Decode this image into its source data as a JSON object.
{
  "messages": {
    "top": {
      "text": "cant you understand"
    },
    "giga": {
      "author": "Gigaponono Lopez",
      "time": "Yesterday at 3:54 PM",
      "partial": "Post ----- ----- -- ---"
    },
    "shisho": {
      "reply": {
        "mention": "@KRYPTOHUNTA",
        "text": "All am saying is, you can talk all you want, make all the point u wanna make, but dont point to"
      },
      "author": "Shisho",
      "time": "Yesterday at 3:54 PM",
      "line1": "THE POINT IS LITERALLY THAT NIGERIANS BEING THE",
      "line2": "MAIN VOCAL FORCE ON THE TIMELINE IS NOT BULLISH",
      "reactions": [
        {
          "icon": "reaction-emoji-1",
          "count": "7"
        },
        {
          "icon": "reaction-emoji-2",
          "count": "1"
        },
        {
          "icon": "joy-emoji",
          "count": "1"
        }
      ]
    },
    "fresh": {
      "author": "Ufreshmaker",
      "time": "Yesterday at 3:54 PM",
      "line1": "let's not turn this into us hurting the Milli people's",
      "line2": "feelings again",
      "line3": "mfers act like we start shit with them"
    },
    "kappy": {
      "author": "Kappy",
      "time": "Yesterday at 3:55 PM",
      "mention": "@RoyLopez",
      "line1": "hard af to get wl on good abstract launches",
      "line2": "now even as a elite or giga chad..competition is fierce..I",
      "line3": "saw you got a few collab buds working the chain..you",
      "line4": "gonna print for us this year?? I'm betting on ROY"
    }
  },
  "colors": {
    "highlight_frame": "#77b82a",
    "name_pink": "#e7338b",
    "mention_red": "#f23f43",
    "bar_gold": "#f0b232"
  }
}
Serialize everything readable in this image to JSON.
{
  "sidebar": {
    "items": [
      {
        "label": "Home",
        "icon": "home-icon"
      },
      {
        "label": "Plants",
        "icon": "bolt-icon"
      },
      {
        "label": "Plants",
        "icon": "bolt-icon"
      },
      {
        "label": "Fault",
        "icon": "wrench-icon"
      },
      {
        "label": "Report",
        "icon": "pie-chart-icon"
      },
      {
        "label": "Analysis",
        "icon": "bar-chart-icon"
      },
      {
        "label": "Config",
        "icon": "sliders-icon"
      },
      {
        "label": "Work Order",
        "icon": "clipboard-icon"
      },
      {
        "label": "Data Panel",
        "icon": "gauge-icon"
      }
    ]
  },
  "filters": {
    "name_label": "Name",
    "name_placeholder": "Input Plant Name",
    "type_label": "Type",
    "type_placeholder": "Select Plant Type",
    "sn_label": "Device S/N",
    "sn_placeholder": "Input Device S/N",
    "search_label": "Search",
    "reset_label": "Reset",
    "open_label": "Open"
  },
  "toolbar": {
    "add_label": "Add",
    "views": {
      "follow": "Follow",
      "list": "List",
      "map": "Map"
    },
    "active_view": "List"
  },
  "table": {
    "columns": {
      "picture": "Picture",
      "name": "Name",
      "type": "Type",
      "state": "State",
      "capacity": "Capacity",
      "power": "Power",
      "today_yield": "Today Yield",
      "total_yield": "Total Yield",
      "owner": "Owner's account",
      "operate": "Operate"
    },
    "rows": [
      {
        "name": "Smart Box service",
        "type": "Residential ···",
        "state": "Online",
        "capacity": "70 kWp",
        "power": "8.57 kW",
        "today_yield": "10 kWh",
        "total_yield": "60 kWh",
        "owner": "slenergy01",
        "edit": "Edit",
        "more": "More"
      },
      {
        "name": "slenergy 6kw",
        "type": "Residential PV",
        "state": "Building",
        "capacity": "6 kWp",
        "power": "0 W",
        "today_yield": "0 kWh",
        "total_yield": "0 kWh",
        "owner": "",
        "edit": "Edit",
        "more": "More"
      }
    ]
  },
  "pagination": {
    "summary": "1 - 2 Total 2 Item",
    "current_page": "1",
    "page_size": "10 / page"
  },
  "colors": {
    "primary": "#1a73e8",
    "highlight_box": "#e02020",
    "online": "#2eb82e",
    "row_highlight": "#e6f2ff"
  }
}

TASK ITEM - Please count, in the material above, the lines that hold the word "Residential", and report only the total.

EXERCISE RESPONSE - 2